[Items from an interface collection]
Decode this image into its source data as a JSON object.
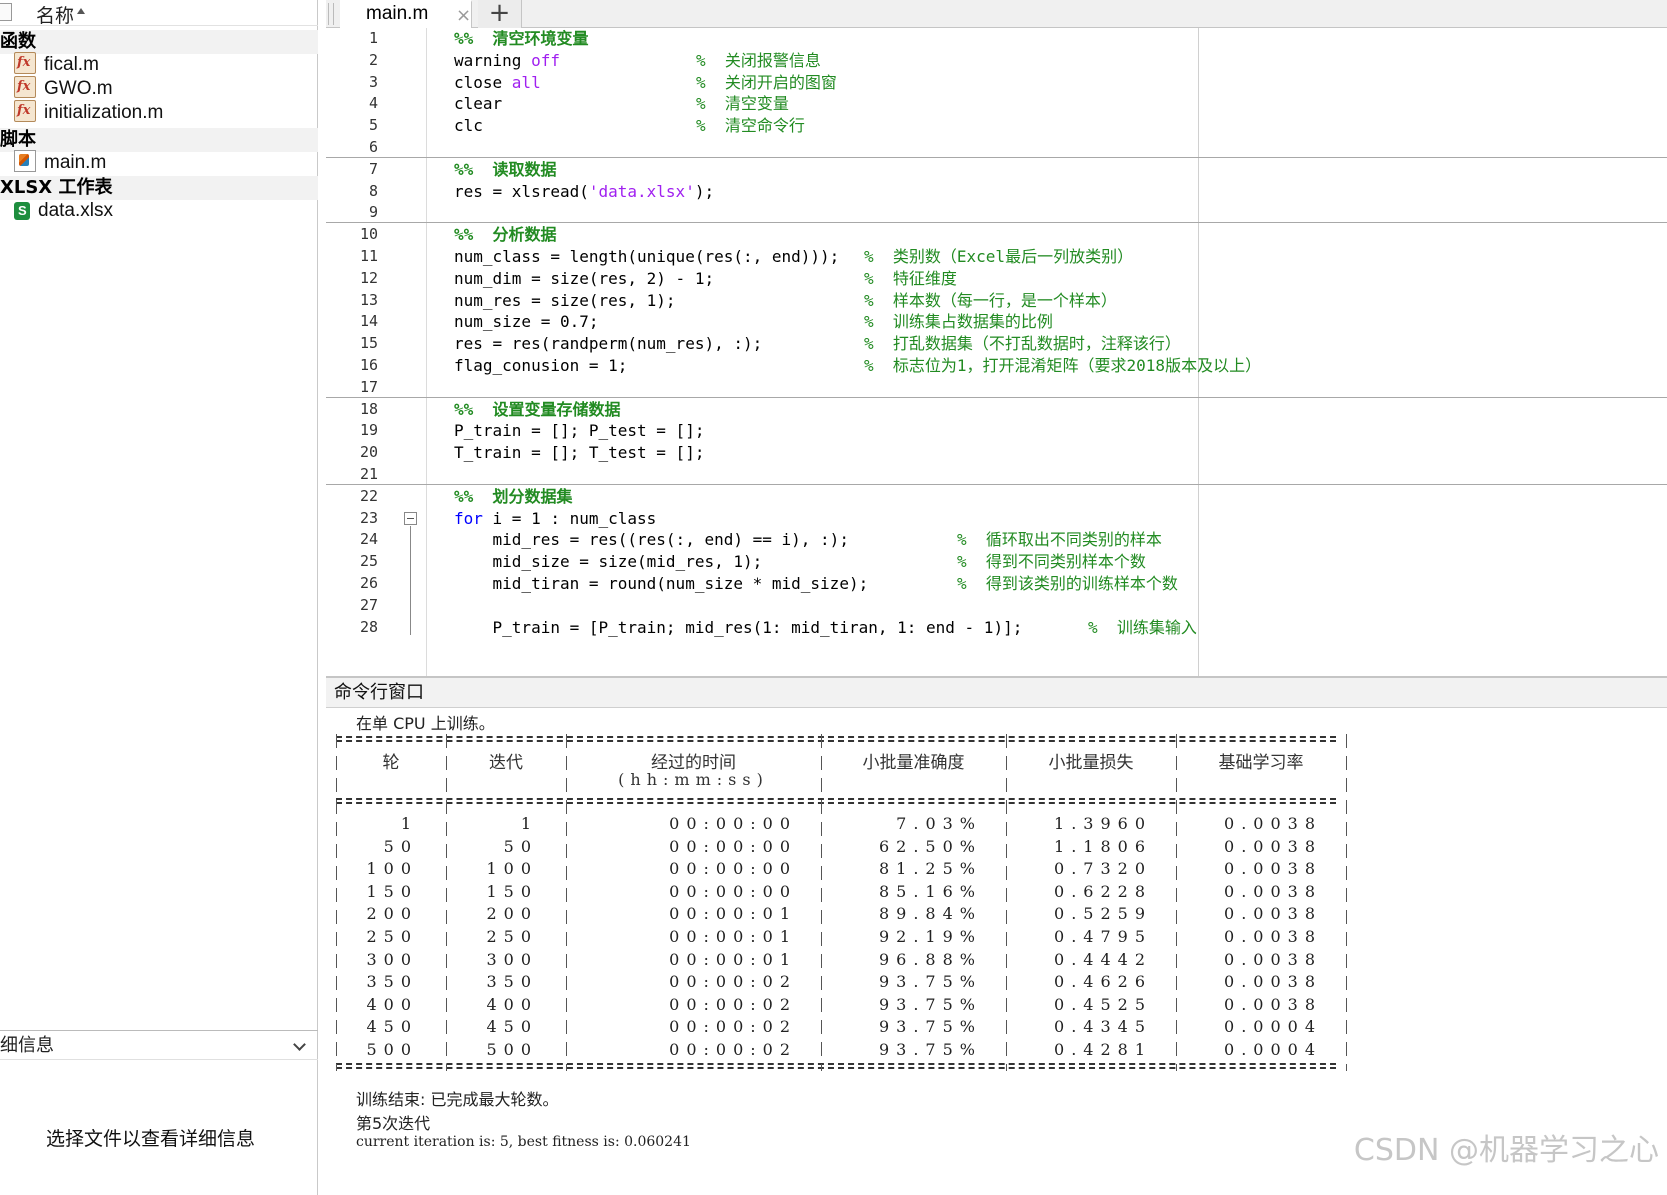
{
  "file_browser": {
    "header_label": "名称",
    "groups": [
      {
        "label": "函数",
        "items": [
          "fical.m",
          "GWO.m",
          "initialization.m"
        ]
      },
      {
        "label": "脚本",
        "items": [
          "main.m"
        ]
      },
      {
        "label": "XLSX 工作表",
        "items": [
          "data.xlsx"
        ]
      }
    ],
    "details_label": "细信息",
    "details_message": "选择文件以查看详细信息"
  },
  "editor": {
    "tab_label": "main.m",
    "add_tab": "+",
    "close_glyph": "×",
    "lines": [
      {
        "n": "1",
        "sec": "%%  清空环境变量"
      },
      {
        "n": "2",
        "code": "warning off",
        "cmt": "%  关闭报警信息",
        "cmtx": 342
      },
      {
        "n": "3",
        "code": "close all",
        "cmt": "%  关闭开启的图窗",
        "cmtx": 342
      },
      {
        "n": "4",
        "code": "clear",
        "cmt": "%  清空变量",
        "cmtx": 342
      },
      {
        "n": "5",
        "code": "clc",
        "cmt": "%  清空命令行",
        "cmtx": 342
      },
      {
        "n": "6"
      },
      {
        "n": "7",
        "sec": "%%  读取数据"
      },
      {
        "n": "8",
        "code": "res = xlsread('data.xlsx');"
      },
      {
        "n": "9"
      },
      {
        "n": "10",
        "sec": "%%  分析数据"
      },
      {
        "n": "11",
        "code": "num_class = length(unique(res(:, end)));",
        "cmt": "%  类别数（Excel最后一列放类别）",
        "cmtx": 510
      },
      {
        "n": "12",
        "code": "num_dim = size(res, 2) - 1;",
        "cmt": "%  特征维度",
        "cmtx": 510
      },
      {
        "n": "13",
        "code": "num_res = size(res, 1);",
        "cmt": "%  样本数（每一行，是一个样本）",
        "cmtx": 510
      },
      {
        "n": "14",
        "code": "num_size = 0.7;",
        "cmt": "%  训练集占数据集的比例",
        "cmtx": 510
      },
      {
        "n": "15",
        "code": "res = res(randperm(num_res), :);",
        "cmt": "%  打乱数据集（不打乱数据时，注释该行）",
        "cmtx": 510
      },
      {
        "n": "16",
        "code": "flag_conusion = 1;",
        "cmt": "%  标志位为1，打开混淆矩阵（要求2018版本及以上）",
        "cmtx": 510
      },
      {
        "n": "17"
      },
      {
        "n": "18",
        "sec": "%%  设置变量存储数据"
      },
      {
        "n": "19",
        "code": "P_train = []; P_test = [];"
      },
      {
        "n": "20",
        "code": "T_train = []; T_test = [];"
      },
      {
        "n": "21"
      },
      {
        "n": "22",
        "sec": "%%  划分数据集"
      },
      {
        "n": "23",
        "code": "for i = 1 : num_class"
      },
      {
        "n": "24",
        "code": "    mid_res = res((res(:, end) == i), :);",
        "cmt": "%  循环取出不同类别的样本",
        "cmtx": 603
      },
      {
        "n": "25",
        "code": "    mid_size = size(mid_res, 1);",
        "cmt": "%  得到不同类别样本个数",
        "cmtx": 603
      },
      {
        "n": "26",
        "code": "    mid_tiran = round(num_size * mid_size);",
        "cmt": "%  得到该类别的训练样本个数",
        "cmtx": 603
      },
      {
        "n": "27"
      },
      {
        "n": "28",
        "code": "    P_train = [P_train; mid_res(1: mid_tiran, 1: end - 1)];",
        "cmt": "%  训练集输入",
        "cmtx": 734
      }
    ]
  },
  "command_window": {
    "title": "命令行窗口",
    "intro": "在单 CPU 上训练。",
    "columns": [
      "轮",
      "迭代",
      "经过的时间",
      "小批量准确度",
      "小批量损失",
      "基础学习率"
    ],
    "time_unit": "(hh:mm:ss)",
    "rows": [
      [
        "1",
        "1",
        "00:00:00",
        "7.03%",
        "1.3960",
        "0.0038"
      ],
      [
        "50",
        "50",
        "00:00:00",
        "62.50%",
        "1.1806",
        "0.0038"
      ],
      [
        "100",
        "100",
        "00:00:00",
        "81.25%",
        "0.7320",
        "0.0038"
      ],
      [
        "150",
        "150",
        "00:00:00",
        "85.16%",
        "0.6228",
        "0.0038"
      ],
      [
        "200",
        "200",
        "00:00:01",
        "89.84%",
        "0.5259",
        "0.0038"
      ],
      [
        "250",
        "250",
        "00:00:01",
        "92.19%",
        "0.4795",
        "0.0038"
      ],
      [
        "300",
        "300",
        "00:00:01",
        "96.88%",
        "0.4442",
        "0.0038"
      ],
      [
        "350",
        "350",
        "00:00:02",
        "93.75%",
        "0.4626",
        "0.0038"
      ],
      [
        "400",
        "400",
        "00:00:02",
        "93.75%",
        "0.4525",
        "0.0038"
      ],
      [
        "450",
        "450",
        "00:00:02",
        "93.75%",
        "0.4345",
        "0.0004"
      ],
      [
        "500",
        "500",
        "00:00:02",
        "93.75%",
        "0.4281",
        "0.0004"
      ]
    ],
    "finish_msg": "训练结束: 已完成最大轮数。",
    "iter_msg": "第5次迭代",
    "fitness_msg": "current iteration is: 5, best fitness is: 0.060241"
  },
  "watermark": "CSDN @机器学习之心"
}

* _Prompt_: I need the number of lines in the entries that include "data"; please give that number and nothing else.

* _Solution to this task_: 3